“People have to realize it is a jail. Some (religious leaders) don’t want to come into the jail; they want to see them on the outside. But we do try to fulfill those requests," he says.
Cass County Jail Administrator Andrew Frobig says the jail honors holidays like Ramadan for Muslim inmates, along with individual prayer times. He’s also received requests he can’t oblige, like procuring eagle feathers for Native American inmates, since it would be illegal for him.
“If a relative has one, they can get it sent in, or (we’ve received) little medicine bags,” he says.
Sweat lodges can’t be done there. “We don’t have the means within our secure (outside) parameter.”
Occasionally, Frobig says, someone will claim a false ministerial capacity to reach an inmate. “There are a lot of online ordainments; some are legit, but some are just designed to be silly. If I can log in and get myself ordained within five minutes, it’s probably not legitimate,” he says.
But overall, requests are taken seriously. “Spirituality is an important component of people’s lives,” he says. “We’ve seen more people cycling through, and once they’ve gotten connected with Jail Chaplains, many will come back in, not as inmates but to support others.”
'Very rewarding work'
Across the river, for the past five years, Heart of Clay jail ministry in Moorhead has been bringing hope to inmates, including through life-skills classes. Vi Deilke, volunteer and board member, says the ministry reaches out to both juvenile and adult facilities, and like Jail Chaplains, their programs don’t discriminate.
“It’s very rewarding work,” she says, recalling a recent conversation in a financial class with a young woman who saw a bleak future. “She said, ‘You don’t know how much money I owe. There’s no hope for me,’ and I said, ‘Of course there’s hope!’”

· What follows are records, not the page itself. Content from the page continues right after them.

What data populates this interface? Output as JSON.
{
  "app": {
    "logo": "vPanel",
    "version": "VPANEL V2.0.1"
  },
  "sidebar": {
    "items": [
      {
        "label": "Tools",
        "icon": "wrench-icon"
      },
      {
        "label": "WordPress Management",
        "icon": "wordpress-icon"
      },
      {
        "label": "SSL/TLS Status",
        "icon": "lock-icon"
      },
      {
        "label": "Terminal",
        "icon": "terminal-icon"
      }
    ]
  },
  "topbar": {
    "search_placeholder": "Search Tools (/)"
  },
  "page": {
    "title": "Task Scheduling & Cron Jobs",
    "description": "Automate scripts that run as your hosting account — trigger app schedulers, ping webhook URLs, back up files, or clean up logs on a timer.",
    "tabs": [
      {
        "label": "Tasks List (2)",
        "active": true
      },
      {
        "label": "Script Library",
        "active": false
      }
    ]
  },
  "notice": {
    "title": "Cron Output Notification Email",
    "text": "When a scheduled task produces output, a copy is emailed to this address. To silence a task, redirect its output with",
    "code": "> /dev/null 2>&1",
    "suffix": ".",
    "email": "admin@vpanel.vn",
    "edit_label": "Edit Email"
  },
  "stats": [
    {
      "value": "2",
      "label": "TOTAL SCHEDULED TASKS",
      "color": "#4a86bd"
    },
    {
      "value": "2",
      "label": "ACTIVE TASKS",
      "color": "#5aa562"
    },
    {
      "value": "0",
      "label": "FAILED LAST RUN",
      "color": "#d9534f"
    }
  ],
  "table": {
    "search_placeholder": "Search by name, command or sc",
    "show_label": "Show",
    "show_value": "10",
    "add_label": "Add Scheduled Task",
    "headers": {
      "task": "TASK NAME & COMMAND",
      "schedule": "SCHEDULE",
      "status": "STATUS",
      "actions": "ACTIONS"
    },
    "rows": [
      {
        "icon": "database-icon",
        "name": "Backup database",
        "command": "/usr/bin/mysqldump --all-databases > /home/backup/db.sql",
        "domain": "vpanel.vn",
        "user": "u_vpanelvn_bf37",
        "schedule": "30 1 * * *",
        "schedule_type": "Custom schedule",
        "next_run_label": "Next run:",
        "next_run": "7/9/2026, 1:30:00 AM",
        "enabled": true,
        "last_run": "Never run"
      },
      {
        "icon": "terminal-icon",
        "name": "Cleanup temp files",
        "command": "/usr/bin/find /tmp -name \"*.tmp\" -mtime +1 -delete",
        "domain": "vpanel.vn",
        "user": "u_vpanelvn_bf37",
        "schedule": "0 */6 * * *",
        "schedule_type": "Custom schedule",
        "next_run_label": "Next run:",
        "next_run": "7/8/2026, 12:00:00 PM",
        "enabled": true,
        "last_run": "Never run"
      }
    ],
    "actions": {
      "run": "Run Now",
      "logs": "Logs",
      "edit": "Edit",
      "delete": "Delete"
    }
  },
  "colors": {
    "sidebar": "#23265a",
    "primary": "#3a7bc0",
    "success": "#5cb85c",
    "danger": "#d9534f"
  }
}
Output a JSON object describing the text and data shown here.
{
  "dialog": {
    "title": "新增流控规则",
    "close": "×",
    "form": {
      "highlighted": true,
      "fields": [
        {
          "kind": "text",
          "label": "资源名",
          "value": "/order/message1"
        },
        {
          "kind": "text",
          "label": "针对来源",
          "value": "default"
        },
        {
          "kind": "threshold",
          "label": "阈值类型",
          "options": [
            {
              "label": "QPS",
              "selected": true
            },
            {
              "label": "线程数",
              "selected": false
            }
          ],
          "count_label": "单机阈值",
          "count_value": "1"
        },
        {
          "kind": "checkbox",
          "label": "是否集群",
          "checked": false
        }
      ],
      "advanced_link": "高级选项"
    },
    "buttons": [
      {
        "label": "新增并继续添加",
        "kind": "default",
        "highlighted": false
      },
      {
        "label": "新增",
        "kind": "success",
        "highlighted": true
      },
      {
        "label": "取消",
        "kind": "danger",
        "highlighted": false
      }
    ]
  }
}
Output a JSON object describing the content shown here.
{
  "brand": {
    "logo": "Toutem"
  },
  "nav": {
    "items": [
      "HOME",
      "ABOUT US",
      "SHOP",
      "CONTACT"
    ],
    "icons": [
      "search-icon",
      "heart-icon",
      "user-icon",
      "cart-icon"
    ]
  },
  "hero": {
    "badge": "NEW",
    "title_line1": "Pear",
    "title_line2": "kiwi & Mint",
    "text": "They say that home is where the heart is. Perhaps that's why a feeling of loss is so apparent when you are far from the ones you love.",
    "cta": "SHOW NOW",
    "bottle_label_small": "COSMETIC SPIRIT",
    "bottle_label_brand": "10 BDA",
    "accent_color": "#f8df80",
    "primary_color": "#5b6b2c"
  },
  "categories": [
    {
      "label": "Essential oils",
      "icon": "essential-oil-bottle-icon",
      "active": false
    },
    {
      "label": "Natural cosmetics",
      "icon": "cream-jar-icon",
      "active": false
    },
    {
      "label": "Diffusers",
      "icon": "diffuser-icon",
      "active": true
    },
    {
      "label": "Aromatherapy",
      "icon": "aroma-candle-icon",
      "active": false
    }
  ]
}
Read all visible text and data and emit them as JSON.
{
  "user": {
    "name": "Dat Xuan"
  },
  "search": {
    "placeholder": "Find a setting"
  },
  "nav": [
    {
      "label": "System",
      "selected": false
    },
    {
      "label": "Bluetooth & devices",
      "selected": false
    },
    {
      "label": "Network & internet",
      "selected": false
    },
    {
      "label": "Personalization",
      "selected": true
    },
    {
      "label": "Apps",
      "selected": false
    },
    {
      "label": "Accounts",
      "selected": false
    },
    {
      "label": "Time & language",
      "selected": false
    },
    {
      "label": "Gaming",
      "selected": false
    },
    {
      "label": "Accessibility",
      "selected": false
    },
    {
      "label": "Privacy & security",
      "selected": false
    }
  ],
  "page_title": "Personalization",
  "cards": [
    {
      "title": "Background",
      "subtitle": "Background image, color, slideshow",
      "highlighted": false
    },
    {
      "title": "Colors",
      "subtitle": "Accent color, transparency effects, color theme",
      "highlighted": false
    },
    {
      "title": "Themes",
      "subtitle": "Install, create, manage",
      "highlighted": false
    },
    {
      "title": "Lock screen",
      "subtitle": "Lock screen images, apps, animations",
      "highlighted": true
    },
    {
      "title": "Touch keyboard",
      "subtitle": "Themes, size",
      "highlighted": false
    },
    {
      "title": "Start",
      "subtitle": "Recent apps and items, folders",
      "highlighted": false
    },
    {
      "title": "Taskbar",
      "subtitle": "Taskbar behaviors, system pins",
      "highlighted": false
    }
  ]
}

During their weekly chapel service, Deilke says, she’s been heartened by those who show up, including “these guys, all tattooed up and rough-looking, yet they’re humble and wanting to help.” One made her smile in asking if they could sing, “Jesus Loves Me.”
Whether it’s Jesus or some other spiritual entity they seek, she says Heart of Clay wants to offer the incarcerated hope and wisdom.
“No matter what faith they belong to, when they get out, they’re going to be our neighbors. We want them to be strong and whole,” she says.
Julie Savat, Clay County Correctional Facility's administrator, says she appreciates these ministries and views any activity or program that keeps inmates positively engaged as an asset.
“There are federal guidelines that dictate what we can and cannot do, but it’s pretty clear that we have to make religious accommodations of any belief, and we do try,” she says.
Savat, who’s been with the jail for several decades, says it’s always been a priority, despite non-Christians not comprising a majority of the jail population.
“We’ve purchased prayer rugs for Muslims, and accommodated special (religious) diets,” she says. “(Inmates) can go into their cell at any time and do any type of praying they want.”
Kersey-Russell says her work has challenged her preconceived notions about what it is to to be a person of faith. “In the end, it’s really just about, ‘What do you need from me to help you heal?’”
Which resonates with what she heard years ago: Justice is when one gets what is deserved, and grace, when one receives what’s undeserved.
'“That’s my job here: to bring grace,” she says.
Salonen, a wife and mother of five, works as a freelance writer and speaker in Fargo. Email her at email@example.com, and find more of her work at Peace Garden Passage, http://roxanesalonen.com/.